24.Lee HS, Choi SI, Lee HK, Kim HS, Yang HK, Kang GH, et al. Distinct clinical features and outcomes of gastric cancers with microsatellite instability. Mod Pathol 2002;15:632-40.  Back to cited text no. 24
    
25.An C, Choi IS, Yao JC, Worah S, Xie K, Mansfield PF, et al. Prognostic significance of CpG island methylator phenotype and microsatellite instability in gastric carcinoma. Clin Cancer Res 2005;11:656-63.  Back to cited text no. 25
    
26.Kakar S, Burgart LJ, Thibodeau SN, Rabe KG, Petersen GM, Goldberg RM, et al. Frequency of loss of hMLH1 expression in colorectal carcinoma increases with advancing age. Cancer 2003;97:1421-7.  Back to cited text no. 26
    
27.Correa P, Shiao YH. Phenotypic and genotypic events in gastric carcinogenesis. Cancer Res 1994;54:1941s-3s.  Back to cited text no. 27
    
28.Lee HS, Lee BL, Kim SH, Woo DK, Kim HS, Kim WH. Microsatellite instability in synchronous gastric carcinomas. Int J Cancer 2001;91:619-24.  Back to cited text no. 28
    
29.Pedroni M, Tamassia MG, Percesepe A, Roncucci L, Benatti P, Lanza G Jr, et al. Microsatellite instability in multiple colorectal tumors. Int J Cancer 1999;81:1-5.  Back to cited text no. 29
    


    Figures

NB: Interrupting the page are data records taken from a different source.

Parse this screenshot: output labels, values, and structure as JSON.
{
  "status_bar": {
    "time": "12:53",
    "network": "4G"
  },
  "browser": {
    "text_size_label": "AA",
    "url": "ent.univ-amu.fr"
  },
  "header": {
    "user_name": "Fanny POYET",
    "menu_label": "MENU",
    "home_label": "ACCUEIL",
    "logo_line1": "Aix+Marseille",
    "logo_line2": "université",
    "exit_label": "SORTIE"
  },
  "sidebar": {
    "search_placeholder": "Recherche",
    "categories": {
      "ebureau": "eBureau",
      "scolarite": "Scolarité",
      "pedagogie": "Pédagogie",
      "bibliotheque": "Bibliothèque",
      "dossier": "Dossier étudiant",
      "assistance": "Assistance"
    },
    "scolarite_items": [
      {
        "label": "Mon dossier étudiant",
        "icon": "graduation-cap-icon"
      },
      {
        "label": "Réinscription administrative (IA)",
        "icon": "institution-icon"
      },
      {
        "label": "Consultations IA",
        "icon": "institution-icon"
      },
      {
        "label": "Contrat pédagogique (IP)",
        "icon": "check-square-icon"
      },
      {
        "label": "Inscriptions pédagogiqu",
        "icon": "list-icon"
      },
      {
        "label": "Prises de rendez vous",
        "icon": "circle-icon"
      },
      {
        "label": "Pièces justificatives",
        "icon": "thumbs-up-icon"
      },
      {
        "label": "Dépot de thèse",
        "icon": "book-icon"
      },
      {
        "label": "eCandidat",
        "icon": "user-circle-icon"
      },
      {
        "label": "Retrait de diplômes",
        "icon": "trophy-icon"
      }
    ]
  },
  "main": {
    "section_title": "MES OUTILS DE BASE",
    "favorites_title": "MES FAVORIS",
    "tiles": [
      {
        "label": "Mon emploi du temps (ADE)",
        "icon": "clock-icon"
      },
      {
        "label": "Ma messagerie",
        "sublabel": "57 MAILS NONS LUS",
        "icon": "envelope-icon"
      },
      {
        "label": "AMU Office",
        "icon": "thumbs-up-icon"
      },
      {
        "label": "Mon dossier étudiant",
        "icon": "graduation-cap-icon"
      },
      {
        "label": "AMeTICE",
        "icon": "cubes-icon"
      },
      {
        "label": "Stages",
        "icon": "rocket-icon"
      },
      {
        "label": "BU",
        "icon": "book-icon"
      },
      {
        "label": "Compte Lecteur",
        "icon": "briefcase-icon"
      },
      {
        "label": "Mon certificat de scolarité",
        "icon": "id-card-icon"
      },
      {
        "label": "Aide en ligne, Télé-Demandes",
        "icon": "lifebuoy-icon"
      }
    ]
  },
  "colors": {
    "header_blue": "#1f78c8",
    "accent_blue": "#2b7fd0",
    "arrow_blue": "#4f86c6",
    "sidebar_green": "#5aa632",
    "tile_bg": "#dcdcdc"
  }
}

  [Figure 1]
 
 
    Tables

  [Table 1], [Table 2], [Table 3], [Table 4]



 

Top
 
 
  Search
 
Similar in PUBMED
   Search Pubmed for
   Search in Google Scholar for
 Related articles
Access Statistics
Email Alert *
Add to My List *
* Registration required (free)

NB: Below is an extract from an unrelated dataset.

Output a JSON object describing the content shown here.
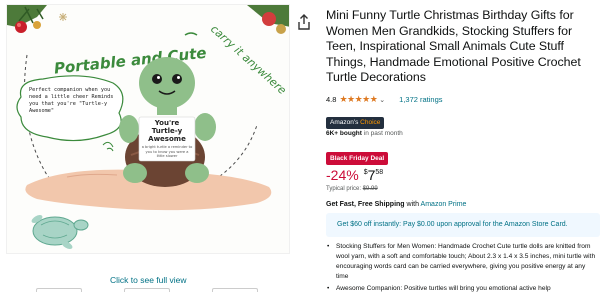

  >Abstract>Introduction>Materials and Me...>Results>Discussion>Article Figures>Article Tables
  In this article
>References

 Article Access Statistics
    Viewed2971    
    Printed99    
    Emailed1    
    PDF Downloaded329    
    Comments [Add]    

Recommend this journal


[TAG2]
[TAG3]
[TAG4]